"Thanks." He waited for Neal to sit down, then said, "He pissed at us?"

Neal shook his head, wrinkled his nose. "Comin' to get us."

Steve met his eyes, waited.

"They're not gonna screw with the Er Rai and the Inverse at once," Neal said.

"And what the hell are you?" Steve said, annoyed.

"Not as close to you as the Inverse is," Neal said. "And I have yet to waste a namer. Right now, we're just a point to be made for his benefit."

That sounded good. It was a suitable substitute for I don't think I can keep it from raping you.

Steve looked at the table, watched the light from above swirl into patterns on its surface. When he looked up again, it was to glance across the other tables. They were occupied; one by an older couple resting their feet, and the other--

Someone rose and was walking away, leaving a smear of orange trailing behind.

Steve gripped Neal's forearm across the table. "He found us."

Neal twisted around to look. "Where?"

"He's walking away. Right there, by the railing."

"There's no one there."


"Stephen, there's no one there." He wasn't arguing, or even disputing Steve; he never thought for a moment that Steve was wrong.

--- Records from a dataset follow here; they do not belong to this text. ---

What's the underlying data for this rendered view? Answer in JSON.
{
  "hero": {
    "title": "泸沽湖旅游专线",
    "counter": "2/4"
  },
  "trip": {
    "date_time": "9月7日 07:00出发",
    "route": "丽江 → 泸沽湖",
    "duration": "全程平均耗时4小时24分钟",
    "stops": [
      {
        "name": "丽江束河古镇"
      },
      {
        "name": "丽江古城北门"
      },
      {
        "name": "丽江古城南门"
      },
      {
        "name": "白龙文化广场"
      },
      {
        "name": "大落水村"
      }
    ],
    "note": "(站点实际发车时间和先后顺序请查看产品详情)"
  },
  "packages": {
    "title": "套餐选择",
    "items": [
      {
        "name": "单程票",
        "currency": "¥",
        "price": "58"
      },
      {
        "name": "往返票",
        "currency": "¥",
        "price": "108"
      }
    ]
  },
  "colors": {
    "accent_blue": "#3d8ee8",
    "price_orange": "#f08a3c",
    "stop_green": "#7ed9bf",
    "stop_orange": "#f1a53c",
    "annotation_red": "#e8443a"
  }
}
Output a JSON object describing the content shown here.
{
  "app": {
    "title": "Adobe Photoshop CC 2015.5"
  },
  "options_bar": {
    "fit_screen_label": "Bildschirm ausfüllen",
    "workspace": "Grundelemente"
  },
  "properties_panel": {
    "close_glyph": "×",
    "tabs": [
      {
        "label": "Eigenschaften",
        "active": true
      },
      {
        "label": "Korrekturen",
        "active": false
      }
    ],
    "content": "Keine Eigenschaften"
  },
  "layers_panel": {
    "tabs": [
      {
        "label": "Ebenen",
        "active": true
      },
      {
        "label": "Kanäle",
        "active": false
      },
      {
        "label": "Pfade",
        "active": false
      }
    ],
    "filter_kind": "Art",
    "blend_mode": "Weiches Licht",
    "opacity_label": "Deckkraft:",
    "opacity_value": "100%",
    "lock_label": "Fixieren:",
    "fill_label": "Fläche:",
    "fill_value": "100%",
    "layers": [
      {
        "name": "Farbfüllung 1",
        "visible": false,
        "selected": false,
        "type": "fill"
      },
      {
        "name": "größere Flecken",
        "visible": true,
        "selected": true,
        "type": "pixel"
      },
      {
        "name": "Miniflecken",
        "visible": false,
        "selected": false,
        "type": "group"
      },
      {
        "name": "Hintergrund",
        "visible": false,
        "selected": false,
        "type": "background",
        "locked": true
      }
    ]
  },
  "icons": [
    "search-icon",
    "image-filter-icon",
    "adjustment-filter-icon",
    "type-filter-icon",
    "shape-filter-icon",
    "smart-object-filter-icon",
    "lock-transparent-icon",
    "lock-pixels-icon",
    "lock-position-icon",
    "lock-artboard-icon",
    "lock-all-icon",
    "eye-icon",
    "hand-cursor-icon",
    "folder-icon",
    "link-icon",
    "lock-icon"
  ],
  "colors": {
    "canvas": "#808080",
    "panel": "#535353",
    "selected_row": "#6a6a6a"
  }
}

It was a denial that they could be attacked in public, that even a thing that probably didn't understand the concept of public would attack them in it. "They're just spookin' us, following us around."

"Namers don't need to follow anybody," Steve said, voice low and shaken.

Jon is coming, Neal thought, turning back to look at Steve. It won't be able to touch us, the three of us together. It won't. But he remembered it saying not by my hand to him, and he wondered.

Intent on the retreating back of the creature, Steve didn't see Neal glance up, didn't see the alarm on his face, didn't see the gun until it was too late.

* * *